Proper alignment of bones and joints is essential for stabilizing body motion during standing and walking. People with ASD have a reduced perception of their body movement or shift relative to their own postural orientation and equilibrium. At the clinic we often hear of issues such as fatigue, awkwardness, clumsiness and instability of their foot, ankle and hip joints.
When we assess people with ASD at our P&O clinic (“P” for Prosthetics and “O” for Orthotics) it becomes clear that foot and ankle issues are interrelated, both affecting and being affected by overall body posture. Some patients exhibit a decrease in dynamic control of posture in standing, walking and, at times, even in sitting.
When evaluating posture and gait we observe the following characteristics:
- Toe walking, when someone places most of the pressure on the forefoot or the front of the foot, and the heel is raised and not in contact with the floor. This is more commonly seen with young children, but with some adults as well.
- Leg length discrepancy, which causes the individual to frequently lean on one foot, very often on the same one, when standing. That single leg is locked passively in the main joints such as hip, knee and ankle, while the other foot is bent to accommodate to the apparent short leg. In standing, their weight is unevenly distributed. Individuals tend to stand mostly on the short leg and walk with a “limp.”
- Disrupted and collapsed foot structure.
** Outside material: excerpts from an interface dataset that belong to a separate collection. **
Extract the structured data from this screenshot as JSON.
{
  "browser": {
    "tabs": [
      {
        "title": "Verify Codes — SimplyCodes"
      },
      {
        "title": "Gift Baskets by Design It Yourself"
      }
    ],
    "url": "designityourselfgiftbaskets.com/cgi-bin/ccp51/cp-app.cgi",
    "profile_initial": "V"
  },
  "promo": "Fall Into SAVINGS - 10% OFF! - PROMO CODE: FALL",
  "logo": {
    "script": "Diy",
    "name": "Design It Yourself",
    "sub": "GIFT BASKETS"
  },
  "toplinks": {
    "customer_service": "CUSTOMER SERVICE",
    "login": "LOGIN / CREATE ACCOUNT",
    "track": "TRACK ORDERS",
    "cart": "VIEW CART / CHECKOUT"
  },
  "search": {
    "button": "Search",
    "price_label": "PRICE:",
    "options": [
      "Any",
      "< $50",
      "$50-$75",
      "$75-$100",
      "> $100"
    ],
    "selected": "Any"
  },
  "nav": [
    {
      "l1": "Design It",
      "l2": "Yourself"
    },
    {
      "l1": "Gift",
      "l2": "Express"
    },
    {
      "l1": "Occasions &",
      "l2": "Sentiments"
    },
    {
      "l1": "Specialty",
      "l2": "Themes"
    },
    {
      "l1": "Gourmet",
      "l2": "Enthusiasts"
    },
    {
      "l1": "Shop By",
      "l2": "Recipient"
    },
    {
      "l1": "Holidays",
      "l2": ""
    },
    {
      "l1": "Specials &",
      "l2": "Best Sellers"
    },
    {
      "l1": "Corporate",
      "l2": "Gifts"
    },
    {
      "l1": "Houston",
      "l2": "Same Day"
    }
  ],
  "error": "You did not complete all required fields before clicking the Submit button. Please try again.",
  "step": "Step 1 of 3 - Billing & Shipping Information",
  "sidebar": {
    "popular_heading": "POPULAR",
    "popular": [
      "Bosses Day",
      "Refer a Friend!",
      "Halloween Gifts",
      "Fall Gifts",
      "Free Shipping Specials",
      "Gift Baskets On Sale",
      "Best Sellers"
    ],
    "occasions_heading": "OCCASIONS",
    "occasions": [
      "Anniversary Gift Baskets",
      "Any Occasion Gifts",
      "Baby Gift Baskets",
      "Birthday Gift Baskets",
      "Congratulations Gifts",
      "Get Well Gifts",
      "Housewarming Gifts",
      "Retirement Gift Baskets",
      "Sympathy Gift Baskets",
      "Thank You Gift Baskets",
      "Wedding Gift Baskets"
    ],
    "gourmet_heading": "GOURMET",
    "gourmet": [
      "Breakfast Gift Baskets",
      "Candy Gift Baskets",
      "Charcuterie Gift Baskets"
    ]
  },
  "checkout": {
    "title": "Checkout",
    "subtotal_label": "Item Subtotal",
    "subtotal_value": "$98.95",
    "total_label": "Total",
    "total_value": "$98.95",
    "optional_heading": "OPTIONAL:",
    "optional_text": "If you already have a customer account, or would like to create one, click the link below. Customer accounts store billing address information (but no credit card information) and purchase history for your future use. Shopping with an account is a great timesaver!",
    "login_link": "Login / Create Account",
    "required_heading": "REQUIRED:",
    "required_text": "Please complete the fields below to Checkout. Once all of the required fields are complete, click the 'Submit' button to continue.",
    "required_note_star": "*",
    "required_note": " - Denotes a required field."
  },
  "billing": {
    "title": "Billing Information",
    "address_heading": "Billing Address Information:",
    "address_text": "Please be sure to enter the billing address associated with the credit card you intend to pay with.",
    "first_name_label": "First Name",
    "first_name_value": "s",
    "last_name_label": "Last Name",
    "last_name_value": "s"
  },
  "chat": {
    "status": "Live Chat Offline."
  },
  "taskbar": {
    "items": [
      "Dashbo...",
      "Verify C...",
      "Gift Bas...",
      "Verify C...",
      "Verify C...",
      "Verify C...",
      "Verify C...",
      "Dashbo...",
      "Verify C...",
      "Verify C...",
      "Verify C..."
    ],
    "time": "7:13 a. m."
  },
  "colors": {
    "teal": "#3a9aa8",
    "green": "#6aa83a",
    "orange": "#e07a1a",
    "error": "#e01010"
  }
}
Signs include: severe pronation of the subtalar joint (below the ankle) and collapse of the midtarsal joint, located in the middle of the foot. The long arch has lost its architectural shape and stability and the toes are deformed.
- Kyphosis (a curved spine), collapsed chest, dropped shoulders and even scoliosis are observed in many of our patients. These myriad of postural issues may result from reduced strength, decreased biomechanical stability, or from a sensory impairment, such as apraxia.
Research on children with ASD supports these clinical observations and shows that some individuals on the autism spectrum displayed larger fluctuations in movement of the center of gravity of their bodies. They often shift and load their weight, consistently favoring one leg over the other. Anecdotal reports from a website by people with ASD shows similar findings, “ … whenever i have to stand for more than a few seconds, I balance on one foot, with only the toe of the other to balance, & the other knee bent. i’ve always done this, & i think the necessity of focusing on finding a center of gravity & maintaining it, helps my feelings of being exposed in an open area.”
This image in the middle illustrates a stable posture when standing on both feet. Although an individual may still shift weight from one leg to the other, their center of gravity is still close to midline.The drawings on the left and right illustrate unstable postures. In the drawing on the left, an individual stands on a single leg and his whole body posture is influenced by the functional short right leg. The left leg needs to accommodate by bending at the knee, or by placing the foot with no weight bearing on it away from the center of gravity. The image on the right depicts an unstable posture when the individual shifts from one leg to the other seeking stability.
These are just some of the common cases we see in the P&O Clinic. In order to address all of these issues, we focus on stability, mobility and alignment. We provide orthotics, braces and special shoes to improve those areas. We also give caregivers and patients alike instructions to learn good postural habits. One common posture to promote even weight bearing is to stand and practice with a wide base, allowing the legs to spread widely. Regardless of the diagnosis, we take a holistic approach to make sure our ASD patients are making sustainable changes that can help them long term.